__What the task asks__.
Print each record below character for character.

[Component data from apps and pages]
_ _ _ _ _ _ _
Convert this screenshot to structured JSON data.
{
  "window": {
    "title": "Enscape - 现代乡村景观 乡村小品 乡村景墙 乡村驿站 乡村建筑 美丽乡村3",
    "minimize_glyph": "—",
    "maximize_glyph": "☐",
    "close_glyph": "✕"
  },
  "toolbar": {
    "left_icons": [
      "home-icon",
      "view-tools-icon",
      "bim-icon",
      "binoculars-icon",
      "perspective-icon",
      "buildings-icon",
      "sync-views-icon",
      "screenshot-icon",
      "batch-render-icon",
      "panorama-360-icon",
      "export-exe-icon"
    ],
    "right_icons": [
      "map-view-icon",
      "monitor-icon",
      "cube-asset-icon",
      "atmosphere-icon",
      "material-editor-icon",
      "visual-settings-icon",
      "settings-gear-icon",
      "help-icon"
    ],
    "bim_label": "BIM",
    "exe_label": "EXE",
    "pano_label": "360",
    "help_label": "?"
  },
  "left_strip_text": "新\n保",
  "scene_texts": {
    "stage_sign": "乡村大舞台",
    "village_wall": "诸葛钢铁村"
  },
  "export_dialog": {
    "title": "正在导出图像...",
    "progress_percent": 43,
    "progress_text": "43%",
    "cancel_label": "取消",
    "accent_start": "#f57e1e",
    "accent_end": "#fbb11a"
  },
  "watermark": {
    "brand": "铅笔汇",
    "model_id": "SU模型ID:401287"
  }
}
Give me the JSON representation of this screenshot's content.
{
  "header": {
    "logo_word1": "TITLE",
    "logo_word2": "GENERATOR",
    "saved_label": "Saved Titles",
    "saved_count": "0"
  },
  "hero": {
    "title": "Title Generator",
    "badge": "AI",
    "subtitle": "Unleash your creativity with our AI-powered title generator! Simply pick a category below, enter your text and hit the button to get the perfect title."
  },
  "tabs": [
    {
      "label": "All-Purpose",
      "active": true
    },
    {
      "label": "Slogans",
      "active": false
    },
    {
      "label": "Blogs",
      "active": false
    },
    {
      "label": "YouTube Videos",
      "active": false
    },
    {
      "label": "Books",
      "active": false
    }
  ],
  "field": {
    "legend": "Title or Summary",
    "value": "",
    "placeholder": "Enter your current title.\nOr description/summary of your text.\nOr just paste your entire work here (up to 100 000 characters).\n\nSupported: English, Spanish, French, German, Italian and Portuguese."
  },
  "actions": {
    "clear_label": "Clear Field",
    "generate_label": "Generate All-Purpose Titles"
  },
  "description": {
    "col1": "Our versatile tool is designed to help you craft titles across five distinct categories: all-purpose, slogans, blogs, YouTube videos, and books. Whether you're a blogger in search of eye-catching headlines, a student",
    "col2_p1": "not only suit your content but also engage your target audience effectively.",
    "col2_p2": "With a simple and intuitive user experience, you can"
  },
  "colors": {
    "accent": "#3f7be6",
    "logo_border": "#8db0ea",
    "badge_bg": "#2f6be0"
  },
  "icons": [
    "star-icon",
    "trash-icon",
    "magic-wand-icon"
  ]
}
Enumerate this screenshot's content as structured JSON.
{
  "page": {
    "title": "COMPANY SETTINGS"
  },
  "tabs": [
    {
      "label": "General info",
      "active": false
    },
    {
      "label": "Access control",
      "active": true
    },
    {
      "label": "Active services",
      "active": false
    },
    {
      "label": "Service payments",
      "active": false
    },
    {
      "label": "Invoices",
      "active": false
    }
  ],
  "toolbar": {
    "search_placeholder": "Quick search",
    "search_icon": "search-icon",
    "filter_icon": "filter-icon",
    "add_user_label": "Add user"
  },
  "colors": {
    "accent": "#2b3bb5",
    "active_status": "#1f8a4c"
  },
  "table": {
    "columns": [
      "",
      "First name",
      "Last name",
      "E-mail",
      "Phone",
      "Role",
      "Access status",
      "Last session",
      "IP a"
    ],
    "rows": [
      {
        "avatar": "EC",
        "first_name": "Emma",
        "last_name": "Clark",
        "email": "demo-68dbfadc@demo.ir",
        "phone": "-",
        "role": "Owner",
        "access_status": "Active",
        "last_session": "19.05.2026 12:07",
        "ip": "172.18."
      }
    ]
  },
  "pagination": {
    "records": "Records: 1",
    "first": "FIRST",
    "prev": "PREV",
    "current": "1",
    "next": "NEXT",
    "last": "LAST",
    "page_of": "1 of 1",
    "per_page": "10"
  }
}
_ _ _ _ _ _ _
__Result of this task__.
Convert this screenshot to structured JSON data.
{
  "window": {
    "title": "Enscape - 现代乡村景观 乡村小品 乡村景墙 乡村驿站 乡村建筑 美丽乡村3",
    "minimize_glyph": "—",
    "maximize_glyph": "☐",
    "close_glyph": "✕"
  },
  "toolbar": {
    "left_icons": [
      "home-icon",
      "view-tools-icon",
      "bim-icon",
      "binoculars-icon",
      "perspective-icon",
      "buildings-icon",
      "sync-views-icon",
      "screenshot-icon",
      "batch-render-icon",
      "panorama-360-icon",
      "export-exe-icon"
    ],
    "right_icons": [
      "map-view-icon",
      "monitor-icon",
      "cube-asset-icon",
      "atmosphere-icon",
      "material-editor-icon",
      "visual-settings-icon",
      "settings-gear-icon",
      "help-icon"
    ],
    "bim_label": "BIM",
    "exe_label": "EXE",
    "pano_label": "360",
    "help_label": "?"
  },
  "left_strip_text": "新\n保",
  "scene_texts": {
    "stage_sign": "乡村大舞台",
    "village_wall": "诸葛钢铁村"
  },
  "export_dialog": {
    "title": "正在导出图像...",
    "progress_percent": 43,
    "progress_text": "43%",
    "cancel_label": "取消",
    "accent_start": "#f57e1e",
    "accent_end": "#fbb11a"
  },
  "watermark": {
    "brand": "铅笔汇",
    "model_id": "SU模型ID:401287"
  }
}
Give me the JSON representation of this screenshot's content.
{
  "header": {
    "logo_word1": "TITLE",
    "logo_word2": "GENERATOR",
    "saved_label": "Saved Titles",
    "saved_count": "0"
  },
  "hero": {
    "title": "Title Generator",
    "badge": "AI",
    "subtitle": "Unleash your creativity with our AI-powered title generator! Simply pick a category below, enter your text and hit the button to get the perfect title."
  },
  "tabs": [
    {
      "label": "All-Purpose",
      "active": true
    },
    {
      "label": "Slogans",
      "active": false
    },
    {
      "label": "Blogs",
      "active": false
    },
    {
      "label": "YouTube Videos",
      "active": false
    },
    {
      "label": "Books",
      "active": false
    }
  ],
  "field": {
    "legend": "Title or Summary",
    "value": "",
    "placeholder": "Enter your current title.\nOr description/summary of your text.\nOr just paste your entire work here (up to 100 000 characters).\n\nSupported: English, Spanish, French, German, Italian and Portuguese."
  },
  "actions": {
    "clear_label": "Clear Field",
    "generate_label": "Generate All-Purpose Titles"
  },
  "description": {
    "col1": "Our versatile tool is designed to help you craft titles across five distinct categories: all-purpose, slogans, blogs, YouTube videos, and books. Whether you're a blogger in search of eye-catching headlines, a student",
    "col2_p1": "not only suit your content but also engage your target audience effectively.",
    "col2_p2": "With a simple and intuitive user experience, you can"
  },
  "colors": {
    "accent": "#3f7be6",
    "logo_border": "#8db0ea",
    "badge_bg": "#2f6be0"
  },
  "icons": [
    "star-icon",
    "trash-icon",
    "magic-wand-icon"
  ]
}
Enumerate this screenshot's content as structured JSON.
{
  "page": {
    "title": "COMPANY SETTINGS"
  },
  "tabs": [
    {
      "label": "General info",
      "active": false
    },
    {
      "label": "Access control",
      "active": true
    },
    {
      "label": "Active services",
      "active": false
    },
    {
      "label": "Service payments",
      "active": false
    },
    {
      "label": "Invoices",
      "active": false
    }
  ],
  "toolbar": {
    "search_placeholder": "Quick search",
    "search_icon": "search-icon",
    "filter_icon": "filter-icon",
    "add_user_label": "Add user"
  },
  "colors": {
    "accent": "#2b3bb5",
    "active_status": "#1f8a4c"
  },
  "table": {
    "columns": [
      "",
      "First name",
      "Last name",
      "E-mail",
      "Phone",
      "Role",
      "Access status",
      "Last session",
      "IP a"
    ],
    "rows": [
      {
        "avatar": "EC",
        "first_name": "Emma",
        "last_name": "Clark",
        "email": "demo-68dbfadc@demo.ir",
        "phone": "-",
        "role": "Owner",
        "access_status": "Active",
        "last_session": "19.05.2026 12:07",
        "ip": "172.18."
      }
    ]
  },
  "pagination": {
    "records": "Records: 1",
    "first": "FIRST",
    "prev": "PREV",
    "current": "1",
    "next": "NEXT",
    "last": "LAST",
    "page_of": "1 of 1",
    "per_page": "10"
  }
}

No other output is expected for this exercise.